Always think about what you can realistically manage while balancing your own health and wellbeing. Whichever choice you make, you will need a way forward and you will eventually be ok. If you decide to follow the formal grievance route, have a strong support team in place. Make sure you have an accountability coach like me to support you through and to hold the process together for you, totally fair, safe and independent without bias or input from a company or family. Like a guide at your side, just for you, whatever you choose.
Whether you decide to stay, to go or do something else, the tips in this series of blogs will inform your transition plan and coupled with my support, will help you into a safe space.
Step 2 – What options are there?
Remember you will have options and to boil them down into the simplest forms your options are:
- Do nothing (and keep getting the same)
- Stay and deal with the bully
- Leave and find a new job
- Leave and start your own business
Each of these options has its pro’s and con’s. You’ll need to be clear on each.
Whichever of these options you take, you will need to plan your next steps. Upping and leaving your job with no plan is a knee-jerk reaction that could land you in even more disaster than you are in now. The point is to get you safely out of this situation into a better one.
A previous blog mentioned what the stress of bullying does to you – this is why having an independent coach supporting you is crucial. Even if you leave and go to another job, you will take the stress, trauma and anxiety of this bullying experience with you. That is not helpful and may impact how you cope with your new and subsequent jobs.
Have you thought about what your next job is? Have you thought about starting up your own business and showing the world what a good employer looks like?
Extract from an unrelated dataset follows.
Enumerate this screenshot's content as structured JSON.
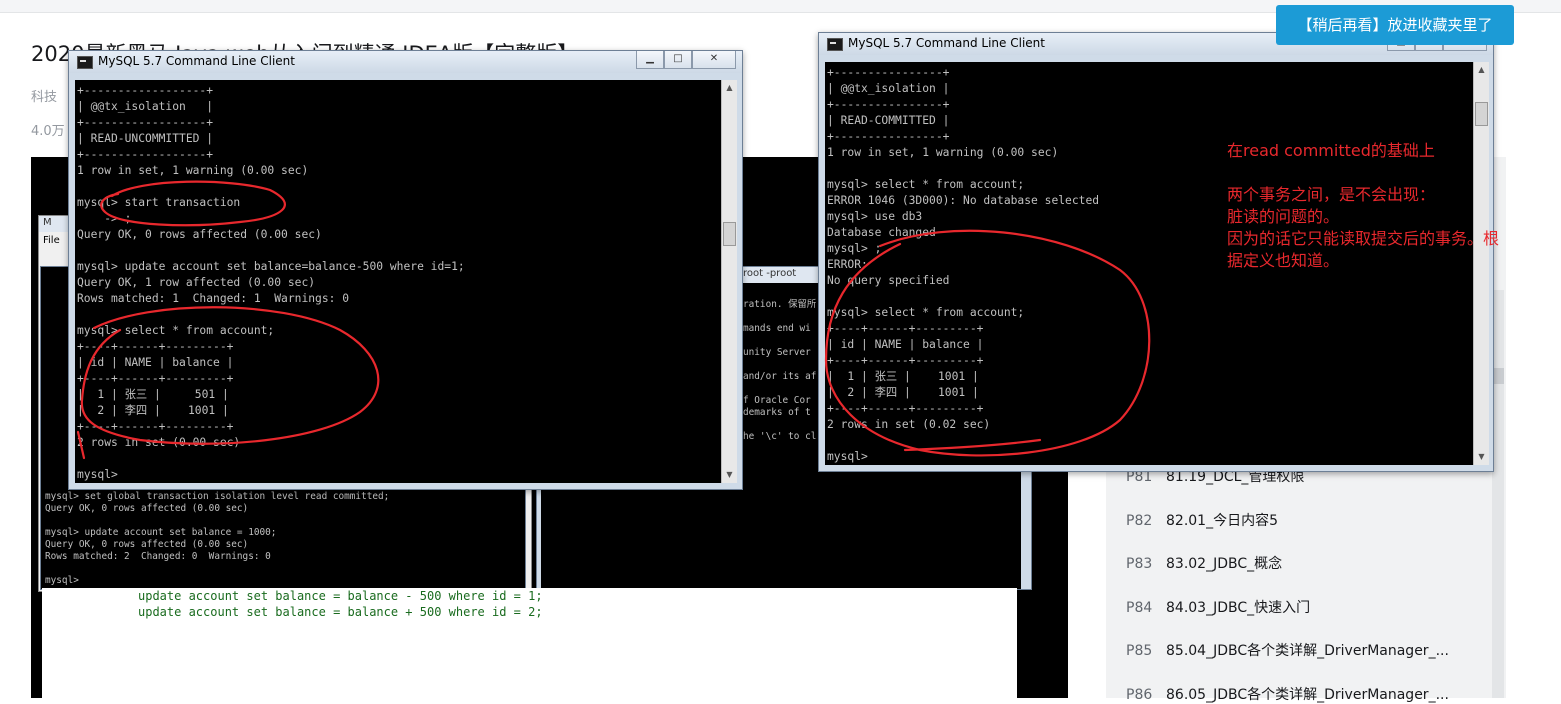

How will you cope?
These are huge questions and trying to manage them on your own is overwhelming, confusing and downright difficult. This is where accountability coaching brings out the answers that are a best fit for you.
Step 3 – Putting your plan together
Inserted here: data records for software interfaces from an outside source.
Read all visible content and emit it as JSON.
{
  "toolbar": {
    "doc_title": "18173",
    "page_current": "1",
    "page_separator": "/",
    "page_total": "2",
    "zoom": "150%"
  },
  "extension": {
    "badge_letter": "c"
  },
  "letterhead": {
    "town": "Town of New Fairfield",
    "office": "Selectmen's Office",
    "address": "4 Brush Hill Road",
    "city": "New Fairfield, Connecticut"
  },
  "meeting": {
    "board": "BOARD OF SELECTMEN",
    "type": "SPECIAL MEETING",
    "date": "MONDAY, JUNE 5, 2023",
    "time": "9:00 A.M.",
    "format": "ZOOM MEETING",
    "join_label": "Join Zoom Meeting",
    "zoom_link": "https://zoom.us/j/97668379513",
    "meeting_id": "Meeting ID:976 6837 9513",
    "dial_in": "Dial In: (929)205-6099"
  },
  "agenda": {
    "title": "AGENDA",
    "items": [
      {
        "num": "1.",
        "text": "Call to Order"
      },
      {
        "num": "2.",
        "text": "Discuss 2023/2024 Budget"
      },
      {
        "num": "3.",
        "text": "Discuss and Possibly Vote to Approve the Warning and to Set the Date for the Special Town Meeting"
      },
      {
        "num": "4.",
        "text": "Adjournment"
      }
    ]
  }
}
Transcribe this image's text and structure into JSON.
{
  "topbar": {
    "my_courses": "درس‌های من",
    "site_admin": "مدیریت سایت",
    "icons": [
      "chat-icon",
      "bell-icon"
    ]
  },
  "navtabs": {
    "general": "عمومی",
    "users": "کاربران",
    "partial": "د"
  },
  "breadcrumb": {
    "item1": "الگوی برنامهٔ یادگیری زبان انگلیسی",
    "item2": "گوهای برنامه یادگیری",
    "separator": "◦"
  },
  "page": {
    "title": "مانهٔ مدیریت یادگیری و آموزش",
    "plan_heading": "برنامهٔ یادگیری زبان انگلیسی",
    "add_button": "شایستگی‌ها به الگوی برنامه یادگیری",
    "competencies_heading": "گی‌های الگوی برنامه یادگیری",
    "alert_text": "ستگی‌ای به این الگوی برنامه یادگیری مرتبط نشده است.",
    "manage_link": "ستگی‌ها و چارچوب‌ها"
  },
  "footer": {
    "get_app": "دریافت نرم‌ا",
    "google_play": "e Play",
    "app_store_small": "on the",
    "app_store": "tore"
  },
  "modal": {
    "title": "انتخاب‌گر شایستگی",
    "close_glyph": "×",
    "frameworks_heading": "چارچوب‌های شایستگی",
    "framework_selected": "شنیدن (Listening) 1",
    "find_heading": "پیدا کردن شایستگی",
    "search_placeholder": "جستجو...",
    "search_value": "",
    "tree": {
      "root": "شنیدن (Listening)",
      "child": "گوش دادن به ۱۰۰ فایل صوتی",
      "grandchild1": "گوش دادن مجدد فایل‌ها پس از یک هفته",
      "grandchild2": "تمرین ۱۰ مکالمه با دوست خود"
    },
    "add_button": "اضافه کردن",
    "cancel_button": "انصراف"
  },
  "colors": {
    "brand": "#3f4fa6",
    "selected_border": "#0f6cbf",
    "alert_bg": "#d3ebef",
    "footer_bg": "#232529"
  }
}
A bully’s primary goal is to separate you from the safety of the herd. On your own you may feel like gas lighting is happening. You may also feel alone, vulnerable and any other feelings that are less than great. Having your plan in place helps you empower yourself.
Based on the work I have done over the years, each plan is individual to the clients I have been working with, however these six areas (among others) tend to come up the most. I would strongly recommend you look to having as many of these in your plan as possible.
We work together tailoring your plan to your needs, no two plans are exactly the same. Some people may need other techniques, especially with prolonged bullying. These six areas will be a great starting point for you:
- Write your own first aid kit
- Think about your family needs
- Understand your transferable skills
- Set a personal vision, mission and values statement for yourself.
- Think about your finances
- Set a roadmap to success and keep it visual to remind you.
When you create your strategy remember: Accountability coaching keeps you focused on taking consistent and regular actions. Accountability coaching is the magic ingredient to get things done and get you out of toxic situations.
Remember, friends don’t let friends get bullied. If you, or someone you know is being bullied at work, get help. Don’t let a bad situation linger longer than necessary. Support is out there, whether it’s reading all the blogs in this series, listening to our podcast or getting the support you need. Do something and do it now.
Positive change begins with you.
Three things you can do right now to help yourself:
- Leave a comment below with your thoughts, we’d love to hear from you.
- Want to know about having a guide at your side? Book a call with Cheryl-lya to see how she can help.
- Listen to the podcast here: https://anchor.fm/liza-collins/episodes/Episode-6—Healthy-Transition-out-of-Workplace-Bullying-with-Cheryl-lya-Broadfoot-e12270r